Agate is a partially opaque, partially translucent, but a mostly banded sub-variety of chalcedony and quartz. In this section you will find agate that does not correspond to the regular definition, as well as specialty beads, such as decorated Tibetan style agate, crackle agate and druzy agate.
For instance, Moss agate is not scientifically classified as an agate because it has no concentric banding, but it is still a chalcedony. The white quartz with green inclusions is reminiscent of thick moss on a forest floor. It sometimes contains traces of reddish oxidation to form pink beige moss agate.
White agate has also almost no bands and is sometimes called "snow quartz" or "snow jade". It is said to eliminate bad luck and as a consequence to attract good fortune.
Crackle agate is a through heat fractured gemstone of which the cracks or veins are often accentuated with a white or black permanent substance. A similar substance is used to decorate agate in an attractive Tibetan style.
Tibetan style agate beads are the modern version of the central Asian "Dzi" bead, which is prized as a protective amulet. In Tibetan "Dzi" means "shiny, bright, clear, splendid"; in Mandarin it means "heaven's" bead. The decorative pattern has often a number of circles or "eyes" to protect the wearer from the "evil eye".
The glittery crystals of druzy, which grows in an agate geode, are often coated in a velvety film.
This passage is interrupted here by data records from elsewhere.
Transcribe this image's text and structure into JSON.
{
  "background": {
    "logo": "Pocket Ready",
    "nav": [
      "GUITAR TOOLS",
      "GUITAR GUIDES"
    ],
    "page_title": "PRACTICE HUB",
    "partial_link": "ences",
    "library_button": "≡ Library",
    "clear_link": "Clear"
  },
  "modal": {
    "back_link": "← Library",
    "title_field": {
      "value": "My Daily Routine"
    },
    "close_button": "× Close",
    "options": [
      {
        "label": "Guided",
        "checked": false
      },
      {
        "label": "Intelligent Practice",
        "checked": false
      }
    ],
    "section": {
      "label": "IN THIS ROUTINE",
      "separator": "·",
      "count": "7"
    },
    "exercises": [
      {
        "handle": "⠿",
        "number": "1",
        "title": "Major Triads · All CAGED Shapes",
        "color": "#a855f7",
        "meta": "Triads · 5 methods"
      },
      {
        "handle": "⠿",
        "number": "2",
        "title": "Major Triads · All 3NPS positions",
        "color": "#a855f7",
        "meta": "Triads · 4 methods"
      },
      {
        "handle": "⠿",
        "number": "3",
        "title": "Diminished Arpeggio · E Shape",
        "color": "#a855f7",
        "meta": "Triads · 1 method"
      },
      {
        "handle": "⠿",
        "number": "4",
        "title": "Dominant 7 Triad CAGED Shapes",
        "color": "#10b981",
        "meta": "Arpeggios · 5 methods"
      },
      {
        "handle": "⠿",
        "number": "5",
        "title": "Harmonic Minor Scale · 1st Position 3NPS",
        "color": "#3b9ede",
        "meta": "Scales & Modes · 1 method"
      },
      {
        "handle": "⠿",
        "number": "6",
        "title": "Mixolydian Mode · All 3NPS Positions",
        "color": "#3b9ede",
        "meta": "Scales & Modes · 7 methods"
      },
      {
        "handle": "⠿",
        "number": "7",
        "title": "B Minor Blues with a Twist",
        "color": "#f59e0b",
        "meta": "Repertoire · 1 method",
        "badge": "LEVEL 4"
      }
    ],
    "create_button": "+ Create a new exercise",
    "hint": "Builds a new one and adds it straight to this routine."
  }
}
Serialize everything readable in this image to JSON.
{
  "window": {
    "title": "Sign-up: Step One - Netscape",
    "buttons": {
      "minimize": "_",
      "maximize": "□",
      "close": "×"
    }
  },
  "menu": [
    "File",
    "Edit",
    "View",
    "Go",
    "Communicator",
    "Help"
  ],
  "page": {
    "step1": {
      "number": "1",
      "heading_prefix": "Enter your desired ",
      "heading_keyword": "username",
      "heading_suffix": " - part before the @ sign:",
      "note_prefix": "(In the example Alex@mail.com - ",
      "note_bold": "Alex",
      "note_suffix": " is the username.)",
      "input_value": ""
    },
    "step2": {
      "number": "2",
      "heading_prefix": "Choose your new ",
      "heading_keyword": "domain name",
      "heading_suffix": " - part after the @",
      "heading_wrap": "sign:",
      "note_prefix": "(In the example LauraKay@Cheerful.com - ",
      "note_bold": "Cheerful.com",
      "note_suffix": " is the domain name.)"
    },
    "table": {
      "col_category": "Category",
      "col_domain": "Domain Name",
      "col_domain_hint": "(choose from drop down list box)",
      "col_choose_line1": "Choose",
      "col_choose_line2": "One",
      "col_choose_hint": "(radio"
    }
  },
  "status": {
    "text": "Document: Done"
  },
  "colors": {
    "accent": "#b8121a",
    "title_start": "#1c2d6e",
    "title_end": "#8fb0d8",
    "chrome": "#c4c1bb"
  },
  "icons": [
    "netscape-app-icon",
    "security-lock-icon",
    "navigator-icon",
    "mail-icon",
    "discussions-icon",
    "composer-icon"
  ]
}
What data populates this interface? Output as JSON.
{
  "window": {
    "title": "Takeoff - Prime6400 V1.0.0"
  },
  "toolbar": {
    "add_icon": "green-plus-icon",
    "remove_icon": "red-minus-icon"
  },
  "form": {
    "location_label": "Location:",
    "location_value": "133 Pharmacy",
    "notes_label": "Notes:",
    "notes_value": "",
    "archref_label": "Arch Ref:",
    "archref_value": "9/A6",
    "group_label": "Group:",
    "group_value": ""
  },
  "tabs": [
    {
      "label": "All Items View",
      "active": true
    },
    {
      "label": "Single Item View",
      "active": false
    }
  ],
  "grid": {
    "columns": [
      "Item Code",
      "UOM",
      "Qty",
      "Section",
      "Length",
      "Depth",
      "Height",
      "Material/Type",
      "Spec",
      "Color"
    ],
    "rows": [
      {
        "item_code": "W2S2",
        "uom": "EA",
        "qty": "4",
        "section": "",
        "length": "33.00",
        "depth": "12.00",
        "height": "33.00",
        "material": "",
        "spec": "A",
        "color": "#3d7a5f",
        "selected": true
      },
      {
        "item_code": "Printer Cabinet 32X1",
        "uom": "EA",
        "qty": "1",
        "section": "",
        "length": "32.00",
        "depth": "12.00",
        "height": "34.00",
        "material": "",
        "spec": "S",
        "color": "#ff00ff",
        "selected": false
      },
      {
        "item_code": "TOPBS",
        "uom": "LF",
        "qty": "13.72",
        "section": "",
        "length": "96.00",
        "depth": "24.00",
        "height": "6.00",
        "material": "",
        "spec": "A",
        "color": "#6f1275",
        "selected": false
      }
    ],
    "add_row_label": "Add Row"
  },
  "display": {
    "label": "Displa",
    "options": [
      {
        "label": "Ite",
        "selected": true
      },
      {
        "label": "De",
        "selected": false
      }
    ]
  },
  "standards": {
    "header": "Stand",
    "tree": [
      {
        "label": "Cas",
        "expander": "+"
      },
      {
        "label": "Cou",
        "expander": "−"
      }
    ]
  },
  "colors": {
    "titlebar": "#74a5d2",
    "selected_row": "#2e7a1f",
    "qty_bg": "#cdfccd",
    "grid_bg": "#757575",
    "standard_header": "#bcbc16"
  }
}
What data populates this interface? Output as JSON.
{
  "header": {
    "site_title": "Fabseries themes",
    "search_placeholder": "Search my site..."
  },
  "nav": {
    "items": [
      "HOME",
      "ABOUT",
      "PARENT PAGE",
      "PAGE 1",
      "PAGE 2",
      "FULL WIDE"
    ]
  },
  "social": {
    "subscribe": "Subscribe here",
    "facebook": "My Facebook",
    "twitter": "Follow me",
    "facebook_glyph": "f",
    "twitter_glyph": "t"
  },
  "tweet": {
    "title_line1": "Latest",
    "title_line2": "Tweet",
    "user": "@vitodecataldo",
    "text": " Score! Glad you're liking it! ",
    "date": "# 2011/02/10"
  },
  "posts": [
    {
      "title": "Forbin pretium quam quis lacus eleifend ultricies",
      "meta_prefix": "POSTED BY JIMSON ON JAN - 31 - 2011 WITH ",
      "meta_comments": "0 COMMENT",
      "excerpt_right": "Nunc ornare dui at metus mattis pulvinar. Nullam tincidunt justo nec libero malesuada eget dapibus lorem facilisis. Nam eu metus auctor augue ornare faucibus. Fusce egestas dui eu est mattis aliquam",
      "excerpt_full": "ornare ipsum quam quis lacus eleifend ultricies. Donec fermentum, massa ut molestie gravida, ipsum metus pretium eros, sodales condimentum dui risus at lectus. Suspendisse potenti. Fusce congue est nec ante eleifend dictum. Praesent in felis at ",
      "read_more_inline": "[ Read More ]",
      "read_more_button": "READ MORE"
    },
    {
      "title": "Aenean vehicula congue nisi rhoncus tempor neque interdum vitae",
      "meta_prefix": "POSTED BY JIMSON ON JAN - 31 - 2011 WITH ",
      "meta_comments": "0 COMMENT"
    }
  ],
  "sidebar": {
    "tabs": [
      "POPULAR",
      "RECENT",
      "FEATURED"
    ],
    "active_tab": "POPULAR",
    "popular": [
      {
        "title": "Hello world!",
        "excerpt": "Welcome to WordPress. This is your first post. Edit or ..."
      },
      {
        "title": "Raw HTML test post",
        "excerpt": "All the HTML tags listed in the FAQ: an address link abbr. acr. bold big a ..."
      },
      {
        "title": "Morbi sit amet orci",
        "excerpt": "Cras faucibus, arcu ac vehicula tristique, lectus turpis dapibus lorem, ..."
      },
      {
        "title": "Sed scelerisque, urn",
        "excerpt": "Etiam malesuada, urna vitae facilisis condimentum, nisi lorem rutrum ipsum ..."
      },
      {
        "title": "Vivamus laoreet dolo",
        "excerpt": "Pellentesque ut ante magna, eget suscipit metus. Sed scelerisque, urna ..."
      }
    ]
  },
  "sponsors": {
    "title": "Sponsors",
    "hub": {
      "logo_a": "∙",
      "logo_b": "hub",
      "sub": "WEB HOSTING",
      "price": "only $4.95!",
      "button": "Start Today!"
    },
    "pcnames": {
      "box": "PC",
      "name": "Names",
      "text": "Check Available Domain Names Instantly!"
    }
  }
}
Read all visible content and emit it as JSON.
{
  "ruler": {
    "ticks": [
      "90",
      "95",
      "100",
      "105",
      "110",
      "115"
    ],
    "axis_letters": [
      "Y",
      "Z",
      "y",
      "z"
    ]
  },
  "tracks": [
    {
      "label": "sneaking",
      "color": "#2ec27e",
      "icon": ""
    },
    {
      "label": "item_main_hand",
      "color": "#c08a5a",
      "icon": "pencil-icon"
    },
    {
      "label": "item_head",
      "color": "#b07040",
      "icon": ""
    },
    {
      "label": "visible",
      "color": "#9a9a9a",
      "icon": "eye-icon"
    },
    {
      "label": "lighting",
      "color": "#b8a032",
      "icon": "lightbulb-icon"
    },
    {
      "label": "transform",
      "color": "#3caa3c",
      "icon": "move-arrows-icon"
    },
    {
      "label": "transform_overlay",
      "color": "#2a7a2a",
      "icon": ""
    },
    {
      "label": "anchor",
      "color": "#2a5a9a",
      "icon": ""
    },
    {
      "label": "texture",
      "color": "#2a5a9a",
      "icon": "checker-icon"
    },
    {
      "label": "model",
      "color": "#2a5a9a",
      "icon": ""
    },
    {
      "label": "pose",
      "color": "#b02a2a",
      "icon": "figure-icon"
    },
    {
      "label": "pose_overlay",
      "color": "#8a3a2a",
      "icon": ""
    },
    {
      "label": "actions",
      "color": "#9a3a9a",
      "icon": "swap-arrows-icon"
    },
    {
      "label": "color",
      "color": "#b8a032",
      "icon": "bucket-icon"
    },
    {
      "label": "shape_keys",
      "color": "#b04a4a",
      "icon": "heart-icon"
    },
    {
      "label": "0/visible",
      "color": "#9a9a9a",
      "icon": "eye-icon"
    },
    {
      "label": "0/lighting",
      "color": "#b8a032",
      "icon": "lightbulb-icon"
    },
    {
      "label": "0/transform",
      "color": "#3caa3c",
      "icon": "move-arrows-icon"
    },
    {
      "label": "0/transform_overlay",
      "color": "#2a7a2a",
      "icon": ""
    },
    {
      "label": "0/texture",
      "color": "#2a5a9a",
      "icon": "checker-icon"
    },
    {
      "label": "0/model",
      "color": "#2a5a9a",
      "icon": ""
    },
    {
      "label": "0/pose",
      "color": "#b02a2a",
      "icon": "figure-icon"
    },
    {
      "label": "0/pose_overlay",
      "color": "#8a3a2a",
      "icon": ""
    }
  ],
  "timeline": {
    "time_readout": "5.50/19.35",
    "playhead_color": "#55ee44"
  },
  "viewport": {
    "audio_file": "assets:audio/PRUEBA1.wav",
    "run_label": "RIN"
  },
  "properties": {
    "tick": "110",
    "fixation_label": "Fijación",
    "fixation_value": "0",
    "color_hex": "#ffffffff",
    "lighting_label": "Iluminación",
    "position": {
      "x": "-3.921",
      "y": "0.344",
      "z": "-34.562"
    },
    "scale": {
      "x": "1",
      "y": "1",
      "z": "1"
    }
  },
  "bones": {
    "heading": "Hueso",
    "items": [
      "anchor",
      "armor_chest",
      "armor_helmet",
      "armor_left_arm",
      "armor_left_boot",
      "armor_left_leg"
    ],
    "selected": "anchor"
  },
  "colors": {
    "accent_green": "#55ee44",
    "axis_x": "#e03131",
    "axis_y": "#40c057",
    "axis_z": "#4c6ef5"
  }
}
It should be noted that druzy is not limited to agate and can be found in many other gemstones.